Advergame has become a matter of concern as it is targeting children. If children face difficulty in distinguishing advertising messages from the content of television programming where the advertising break is distinct then they will face more difficulty in distinguishing advertising messages from the content of advergames when advertising messages are often integrated into the story line of the game.
There is some advertising which obtain the personal information from the children. Some advertisers use the marketing techniques such as incentives, promising free gifts such as T-shirts, mouse pads, and screensavers, in exchange for such personal data as E-mail address, street address, purchasing behaviour and preferences, and information about other family
Members. And in case of many websites children require to fill up a form as well as the questionnaire to proceed into the site.
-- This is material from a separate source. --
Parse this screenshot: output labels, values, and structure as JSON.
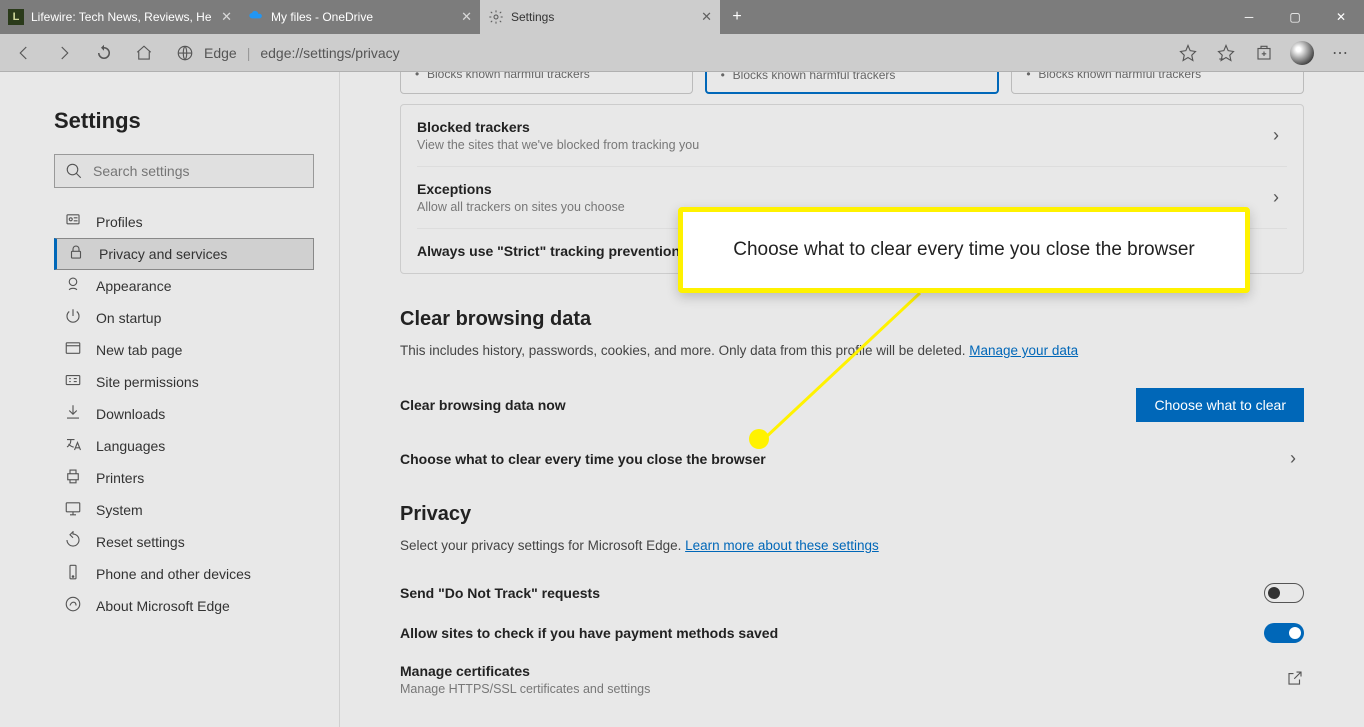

Disclosures of personal information often are mandatory when a child wants to play a game, join a club, or enter a contest. For example
The KidsCom communications playground, aimed at children 4 to 15, uses such approach. Child is required to put all personal details and it is also mandatory to fill up a
questionnaire which includes questions about his/her favourite TV show, commercial and musical groups, as well as the name of the child who referred him/her to KidsCom. After entering the play ground then the child also has to disclose other personal information in order to win "KidsCash," a form of virtual money that can be used to purchase conspicuously-placed products (http://www.kidscom.com/).
Things parents can do
The American Academy of Pediatrics has suggested following guidelines for the parents to
Art and Culture
Focus on Chittagong
Fashion & Beauty
Food and Drink
Law and Justice
New Nation Supplement
Editor: Mostafa Kamal Majumder, Adviser Editor: A.M. Mufazzal, Printed and Published by Mainul Hosein from the New Nation Printing Press, 1.R.K Mission Road, Dhaka-1203 Phones: New Nation PABX: 7122654, 7114514, 7122655, Fax: 880-2-7122650, 9512775 email: firstname.lastname@example.org, email@example.com for advertisement, firstname.lastname@example.org